There’s something very enchanting about seeing London from a great height. It’s a cool winter evening and we have views across Hyde Park and with Christmas lights twinkling in the distance. Galvin at Windows sits on the 28th floor of the newly refurbished London Hilton, and although the hotel is less impressive than its other Park Lane peers, this Michelin star restaurant has a unique charm. The bar next to the restaurant has views over Mayfair and there is an impressive selection of cocktails. It’s dark, atmospheric and is the perfect setting for a date. The restaurant is a long, airy and sophisticated dining room.
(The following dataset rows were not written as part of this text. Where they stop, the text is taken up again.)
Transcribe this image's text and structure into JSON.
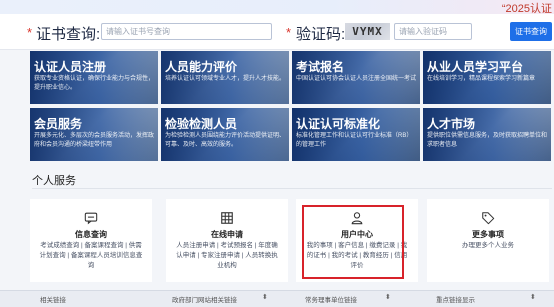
{
  "header": {
    "marquee": "“2025认证"
  },
  "search": {
    "cert_label": "证书查询:",
    "cert_placeholder": "请输入证书号查询",
    "captcha_label": "验证码:",
    "captcha_text": "VYMX",
    "captcha_placeholder": "请输入验证码",
    "button_label": "证书查询"
  },
  "tiles": [
    {
      "title": "认证人员注册",
      "desc": "获取专业资格认证，确保行业能力与合规性，提升职业信心。"
    },
    {
      "title": "人员能力评价",
      "desc": "培养认证认可领域专业人才，提升人才技能。"
    },
    {
      "title": "考试报名",
      "desc": "中国认证认可协会认证人员注册全国统一考试"
    },
    {
      "title": "从业人员学习平台",
      "desc": "在线培训学习，精品课程探索学习新篇章"
    },
    {
      "title": "会员服务",
      "desc": "开展多元化、多层次的会员服务活动，发挥政府和会员沟通的桥梁纽带作用"
    },
    {
      "title": "检验检测人员",
      "desc": "为检验检测人员围绕能力评价活动提供证明、可靠、及时、高效的服务。"
    },
    {
      "title": "认证认可标准化",
      "desc": "标准化管理工作和认证认可行业标准（RB）的管理工作"
    },
    {
      "title": "人才市场",
      "desc": "提供职位供需信息服务，及时获取招聘单位和求职者信息"
    }
  ],
  "personal": {
    "section_title": "个人服务",
    "cards": [
      {
        "title": "信息查询",
        "desc": "考试成绩查询 | 备案课程查询 | 供需计划查询 | 备案课程人员培训信息查询"
      },
      {
        "title": "在线申请",
        "desc": "人员注册申请 | 考试预报名 | 年度确认申请 | 专家注册申请 | 人员转换执业机构"
      },
      {
        "title": "用户中心",
        "desc": "我的事项 | 客户信息 | 缴费记录 | 我的证书 | 我的考试 | 教育经历 | 信用评价"
      },
      {
        "title": "更多事项",
        "desc": "办理更多个人业务"
      }
    ]
  },
  "footer": {
    "links": [
      "相关链接",
      "政府部门网站相关链接",
      "常务理事单位链接",
      "重点链接显示"
    ]
  }
}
With the thick linen and sparkling glassware, you immediately get a sense that this restaurant is the destination for special occasions.
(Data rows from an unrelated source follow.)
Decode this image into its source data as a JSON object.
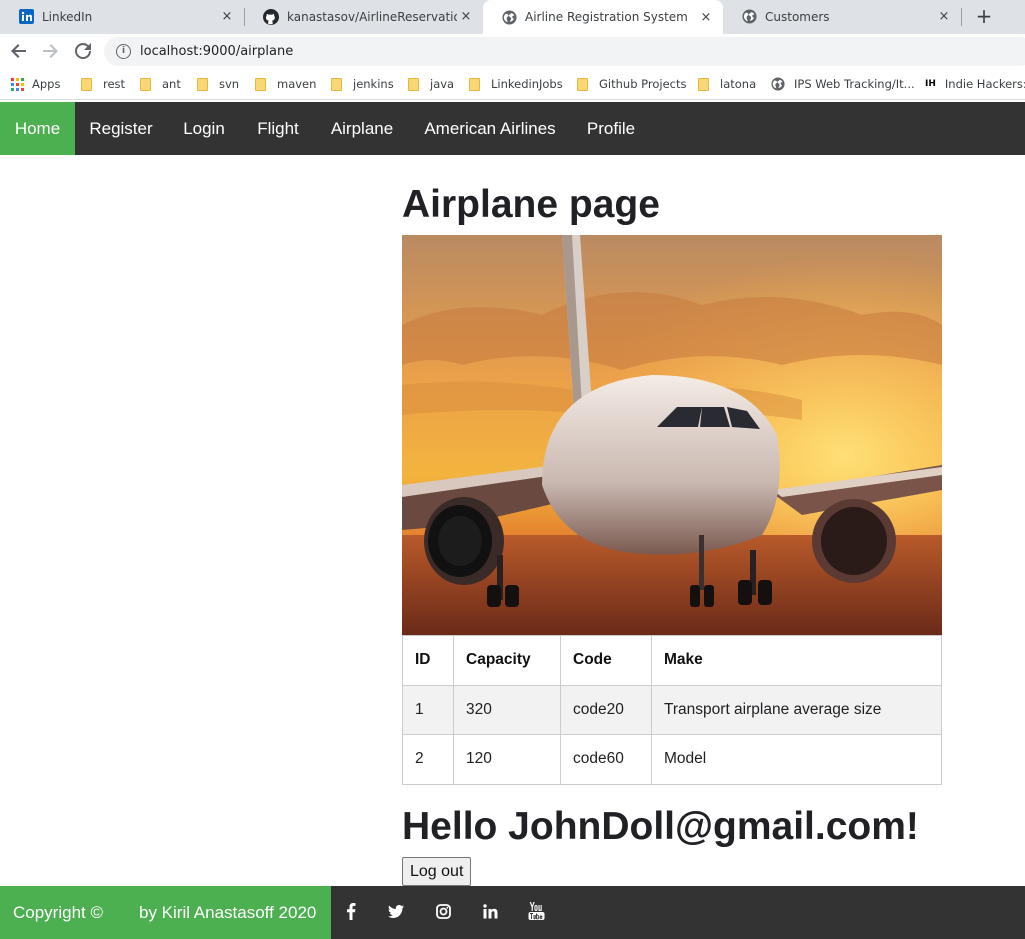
{
  "browser": {
    "tabs": [
      {
        "title": "LinkedIn",
        "icon": "linkedin-icon",
        "active": false
      },
      {
        "title": "kanastasov/AirlineReservationSys",
        "icon": "github-icon",
        "active": false
      },
      {
        "title": "Airline Registration System",
        "icon": "globe-icon",
        "active": true
      },
      {
        "title": "Customers",
        "icon": "globe-icon",
        "active": false
      }
    ],
    "close_glyph": "×",
    "new_tab_glyph": "+",
    "url": "localhost:9000/airplane",
    "bookmarks": [
      {
        "label": "Apps",
        "icon": "apps-grid-icon"
      },
      {
        "label": "rest",
        "icon": "folder-icon"
      },
      {
        "label": "ant",
        "icon": "folder-icon"
      },
      {
        "label": "svn",
        "icon": "folder-icon"
      },
      {
        "label": "maven",
        "icon": "folder-icon"
      },
      {
        "label": "jenkins",
        "icon": "folder-icon"
      },
      {
        "label": "java",
        "icon": "folder-icon"
      },
      {
        "label": "LinkedinJobs",
        "icon": "folder-icon"
      },
      {
        "label": "Github Projects",
        "icon": "folder-icon"
      },
      {
        "label": "latona",
        "icon": "folder-icon"
      },
      {
        "label": "IPS Web Tracking/It...",
        "icon": "globe-icon"
      },
      {
        "label": "Indie Hackers:",
        "icon": "ih-icon"
      }
    ]
  },
  "nav": {
    "items": [
      "Home",
      "Register",
      "Login",
      "Flight",
      "Airplane",
      "American Airlines",
      "Profile"
    ],
    "active": "Home",
    "active_color": "#4caf50",
    "bar_color": "#333333"
  },
  "main": {
    "title": "Airplane page",
    "table": {
      "headers": [
        "ID",
        "Capacity",
        "Code",
        "Make"
      ],
      "rows": [
        [
          "1",
          "320",
          "code20",
          "Transport airplane average size"
        ],
        [
          "2",
          "120",
          "code60",
          "Model"
        ]
      ]
    },
    "greeting": "Hello JohnDoll@gmail.com!",
    "logout_label": "Log out"
  },
  "footer": {
    "copyright": "Copyright ©",
    "author": "by Kiril Anastasoff 2020",
    "social_icons": [
      "facebook-icon",
      "twitter-icon",
      "instagram-icon",
      "linkedin-icon",
      "youtube-icon"
    ]
  }
}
We were sat on a round table on the lower floor, with a spectacular view of Hyde Park. We were served a basket of freshly baked bread and treated ourselves to some cocktails. I recommend The Dolphin (Passoa liqueur, Campari, strawberries, guava juice, all top up with Champagne) if you like something bubbly and sweet or The Foal (Absolut Wild Tea vodka, apple juice, vanilla syrup, fresh lemon juice, sweet basil, lemongrass, Thai chillies) if, like me, you like something refreshing with a bit of a kick.
Galvin at Windows is in its eighth year of service. The menu is modern French haute cuisine created by Chef Patron Chris Galvin and Head Chef Joo Won and they received their Michelin star in the 2010 Red Guide. General manager, Fred Sirieix, has perfected the service at Windows; it’s second to none. The waiters are warm, friendly and have an extensive knowledge of the menu. The sommelier deserves her own mention, as her wine pairings for each course were outstanding.
We started with a delicious amuse bouche of cod, sundried tomato and olive puree served with thin, crisp croutons. I followed this with a starter of seared scallops. These were cooked to perfection. The sweet taste and soft texture of the mollusk was beautifully complemented with the saltiness of the crispy chicken skin and the buttery taste of the sweetcorn. I also tasted the ballotine of game and Foie Gras, which was rich and flavoursome. For our main course I enjoyed the roasted loin of Lamb. This was served pink, tender and succulent and the meat was one of the highest qualities I have tasted. The braised belly and distinctive sauce it was served with added an extra dimension to the dish. We also ordered the roasted fillet of cod and the sommelier paired this with a Côtes du Rhône Viognier, Gendrines. The honeysuckle and apricot flavours of the wine livened up the buttery flavours of the cod and made this dish rather special.
I don’t have much of a sweet tooth, but the waiter insisted we tried their Mont Blanc dessert. This was unquestionably the highlight of the meal. The chestnut dessert had the perfect balance of textures and a creamy vanilla sweetness. The dish was presented elegantly and served with a delicately sweet Marron Glace and quince. It was suggested we enjoyed this course with a cool glass of Madeira and this was the perfect accompaniment. My appreciation for the technical skill involved creating desserts has certainly returned. Hats off to Head Pastry Chef Nelson Barros Sá.
Galvin at Windows is the perfect setting for a formal meal and the menu will not leave you disappointed. You can literally write home about it as one of their extra services is a complimentary postcode with the view from your table sent to anywhere you wish. It’s these little added touches that make the experience unforgettable.